There will then be a short lull as production gears up; in July the first shipment of four or five locos will arrive, increasing to 11 (the maximum the ship can hold) by October. Thereafter monthly consignments of 11 will continue until the end of 2001.

Of course, it’s possible that in the intervening period the EWS loco requirement will increase further, particularly with the bullish forecasts now being made for future traffic growth. Any increase in the order is complicated by GM having a full order book to beyond 2000, and with more locos being assembled from kits off-site than being built at London, Ontario - but EWS is examining its options.

Such is the improvement in rail freight fortunes in Britain that EWS has revised its loco requirements substantially since placing the Class 66 order. ’Traffic’s great’ says Fisk. Indeed it’s now ’going through the roof’, forcing changes to loco policy.

EWS started from a difficult position. Although it acquired a total of 1600 locomotives when it took over the three trainload freight businesses, and the parcels business Rail Express Systems, it discovered that around 300 of these had been cannabilised for spares - they were merely empty boxes on wheels, or ’christmas trees’ as they are known. That shortfall combined with growing traffic led to changes. For example, EWS had planned to retire all but 50 of the Class 56 fleet built in the late 1970s and early 1980s. Instead, it has now decided to retain all 116 that remain from the original 135.

With the marketing people selling train space aggressively, there could be further complications. Ideally, Fisk would like a reserve fleet of mothballed but useable locos, up to 25% of the total. But Britain’s restrictive loading gauge means that, unlike other Wisconsin Central-owned operations, there is nowhere to go to hire extra locos which would fit the structure gauge.

Another motive power problem yet to be solved is on lines with a more restrictive route availability than Class 66s’ RA7. There are relatively few routes where this is a problem, but there are some lines where traffic is light and it would be difficult to justify upgrading. While those members of the 1750hp Class 37 fleet that received a heavy rebuild in the 1980s will be able to continue for some years, there will eventually come a time when a low-axleload replacement loco suitable for RA5 will be needed.

Into service

For now, EWS will concentrate on getting its new workhorses into service.
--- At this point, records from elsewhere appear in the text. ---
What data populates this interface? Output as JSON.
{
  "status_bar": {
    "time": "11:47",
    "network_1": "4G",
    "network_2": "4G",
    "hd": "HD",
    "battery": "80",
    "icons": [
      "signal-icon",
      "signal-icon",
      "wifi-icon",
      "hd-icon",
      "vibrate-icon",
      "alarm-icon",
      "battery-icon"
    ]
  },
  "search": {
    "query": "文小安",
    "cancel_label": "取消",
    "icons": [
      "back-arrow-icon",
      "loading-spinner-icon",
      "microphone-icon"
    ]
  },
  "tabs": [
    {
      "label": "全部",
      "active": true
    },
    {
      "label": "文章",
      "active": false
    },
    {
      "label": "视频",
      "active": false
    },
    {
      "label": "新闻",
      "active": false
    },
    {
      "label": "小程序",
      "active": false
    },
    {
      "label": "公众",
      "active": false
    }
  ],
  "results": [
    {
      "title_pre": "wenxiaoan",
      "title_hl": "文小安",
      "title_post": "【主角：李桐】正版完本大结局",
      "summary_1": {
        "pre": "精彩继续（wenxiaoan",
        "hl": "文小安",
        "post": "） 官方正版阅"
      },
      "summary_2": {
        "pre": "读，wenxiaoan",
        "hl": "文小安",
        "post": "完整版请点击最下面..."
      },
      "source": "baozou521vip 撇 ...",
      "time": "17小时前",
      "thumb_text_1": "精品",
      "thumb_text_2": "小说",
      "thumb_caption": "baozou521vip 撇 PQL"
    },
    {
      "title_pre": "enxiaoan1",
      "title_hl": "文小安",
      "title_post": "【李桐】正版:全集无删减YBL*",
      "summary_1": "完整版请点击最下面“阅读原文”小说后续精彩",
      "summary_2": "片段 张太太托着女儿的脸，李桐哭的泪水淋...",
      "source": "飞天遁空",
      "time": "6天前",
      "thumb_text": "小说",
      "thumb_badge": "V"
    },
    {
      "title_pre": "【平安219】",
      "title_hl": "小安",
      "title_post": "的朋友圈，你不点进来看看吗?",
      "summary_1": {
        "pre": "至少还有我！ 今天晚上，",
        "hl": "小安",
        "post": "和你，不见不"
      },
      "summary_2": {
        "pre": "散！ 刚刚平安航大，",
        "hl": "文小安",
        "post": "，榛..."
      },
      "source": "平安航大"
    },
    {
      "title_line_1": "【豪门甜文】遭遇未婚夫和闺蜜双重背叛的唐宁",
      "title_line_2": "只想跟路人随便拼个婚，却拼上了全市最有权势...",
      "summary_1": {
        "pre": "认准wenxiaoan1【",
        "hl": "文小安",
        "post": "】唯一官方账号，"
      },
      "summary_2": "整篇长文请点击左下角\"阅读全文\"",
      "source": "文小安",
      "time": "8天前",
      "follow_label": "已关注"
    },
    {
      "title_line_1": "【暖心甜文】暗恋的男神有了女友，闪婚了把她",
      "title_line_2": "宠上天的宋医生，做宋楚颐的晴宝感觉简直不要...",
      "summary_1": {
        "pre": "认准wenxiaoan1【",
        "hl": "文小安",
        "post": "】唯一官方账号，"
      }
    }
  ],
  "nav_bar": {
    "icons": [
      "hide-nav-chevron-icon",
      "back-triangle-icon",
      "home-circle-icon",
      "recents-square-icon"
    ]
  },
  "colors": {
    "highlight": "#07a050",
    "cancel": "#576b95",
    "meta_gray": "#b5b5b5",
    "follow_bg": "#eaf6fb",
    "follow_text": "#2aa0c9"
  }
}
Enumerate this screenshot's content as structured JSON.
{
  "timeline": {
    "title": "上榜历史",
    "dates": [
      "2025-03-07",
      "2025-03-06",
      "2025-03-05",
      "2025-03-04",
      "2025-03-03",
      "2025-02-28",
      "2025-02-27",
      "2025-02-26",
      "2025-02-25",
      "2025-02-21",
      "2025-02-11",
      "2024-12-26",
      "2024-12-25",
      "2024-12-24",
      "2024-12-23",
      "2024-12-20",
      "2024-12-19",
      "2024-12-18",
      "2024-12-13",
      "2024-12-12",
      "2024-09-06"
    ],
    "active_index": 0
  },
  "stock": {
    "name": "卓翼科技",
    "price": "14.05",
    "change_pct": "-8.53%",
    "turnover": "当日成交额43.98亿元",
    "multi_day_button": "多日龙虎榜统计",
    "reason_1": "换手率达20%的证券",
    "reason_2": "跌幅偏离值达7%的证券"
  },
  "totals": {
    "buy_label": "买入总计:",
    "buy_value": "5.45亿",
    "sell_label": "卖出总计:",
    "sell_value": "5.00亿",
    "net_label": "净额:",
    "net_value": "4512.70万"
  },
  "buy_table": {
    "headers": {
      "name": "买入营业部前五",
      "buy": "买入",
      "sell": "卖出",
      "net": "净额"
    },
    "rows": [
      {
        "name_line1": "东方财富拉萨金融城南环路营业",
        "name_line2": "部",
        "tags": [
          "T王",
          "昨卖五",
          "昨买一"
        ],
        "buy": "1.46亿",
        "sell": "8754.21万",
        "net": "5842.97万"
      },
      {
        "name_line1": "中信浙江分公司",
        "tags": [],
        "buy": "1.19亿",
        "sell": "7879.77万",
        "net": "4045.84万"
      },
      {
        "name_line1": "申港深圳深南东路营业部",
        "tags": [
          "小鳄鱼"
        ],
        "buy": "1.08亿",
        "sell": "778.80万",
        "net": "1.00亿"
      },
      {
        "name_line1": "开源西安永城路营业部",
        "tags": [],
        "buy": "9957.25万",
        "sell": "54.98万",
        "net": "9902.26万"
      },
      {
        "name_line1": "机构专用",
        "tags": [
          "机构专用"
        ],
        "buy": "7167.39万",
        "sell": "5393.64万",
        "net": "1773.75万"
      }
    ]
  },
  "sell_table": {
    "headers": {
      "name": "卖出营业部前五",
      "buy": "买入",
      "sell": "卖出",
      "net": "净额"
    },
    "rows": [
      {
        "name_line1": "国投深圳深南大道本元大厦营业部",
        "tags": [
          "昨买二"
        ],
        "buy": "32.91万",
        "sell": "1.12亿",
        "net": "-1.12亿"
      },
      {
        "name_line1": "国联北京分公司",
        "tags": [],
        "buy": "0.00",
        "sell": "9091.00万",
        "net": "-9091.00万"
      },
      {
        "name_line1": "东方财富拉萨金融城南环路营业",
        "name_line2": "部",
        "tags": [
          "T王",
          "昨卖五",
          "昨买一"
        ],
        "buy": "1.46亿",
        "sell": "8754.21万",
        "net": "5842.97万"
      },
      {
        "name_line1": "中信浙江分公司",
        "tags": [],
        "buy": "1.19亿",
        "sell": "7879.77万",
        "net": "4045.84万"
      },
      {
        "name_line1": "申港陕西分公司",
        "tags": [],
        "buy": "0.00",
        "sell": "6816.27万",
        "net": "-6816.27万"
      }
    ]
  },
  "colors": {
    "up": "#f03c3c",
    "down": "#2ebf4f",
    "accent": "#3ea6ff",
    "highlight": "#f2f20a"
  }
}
With a substantial fleet to be available by the end of this year, they will be able to go straight into front line service across the country with little build-up period.

The other major change from previous designs is the size of the fuel tanks. The Class 66 can carry 8180litres of diesel, compared to 3470litres on a standard Class 47, allowing it to work much longer diagrams between refuelling. Fuel efficiency will also be much improved.

So although commissioning the Class 66 fleet does not pose the same level of technical challenge as, for example, Eurostar, it does say a lot about EWS and its Wisconsin Central parent. ’We’re not smart enough to know we can’t do it’ was the self-effacing way Fisk explained the American-style approach. He paid tribute to the vision and determination of the whole EWS team and executive, particularly Chairman & CEO Ed Burkhardt. Perhaps what he really means is that they’re smart enough to know they can. o

CAPTION: Shape of things to come. While the Class 66 looks similar to the fleet of Class 59 locos, the design incorporates the latest versions of power unit and traction control

TABLE: Class 66 technical details

TABLE: Length m 21·39

Weight tonnes 127

Engine 12N-710-G3B EC

Alternator AR8/C86

Control system EM2000

Bogies HTCR

Traction motors D43

Brakes Westinghouse PBL

Route availability RA7

Fuel capacity litres 8180

Maximum tractive effort kN 400

Continuous tractive effort (@ 24·3 km/h) kN 253·5

Maximum speed km/h 120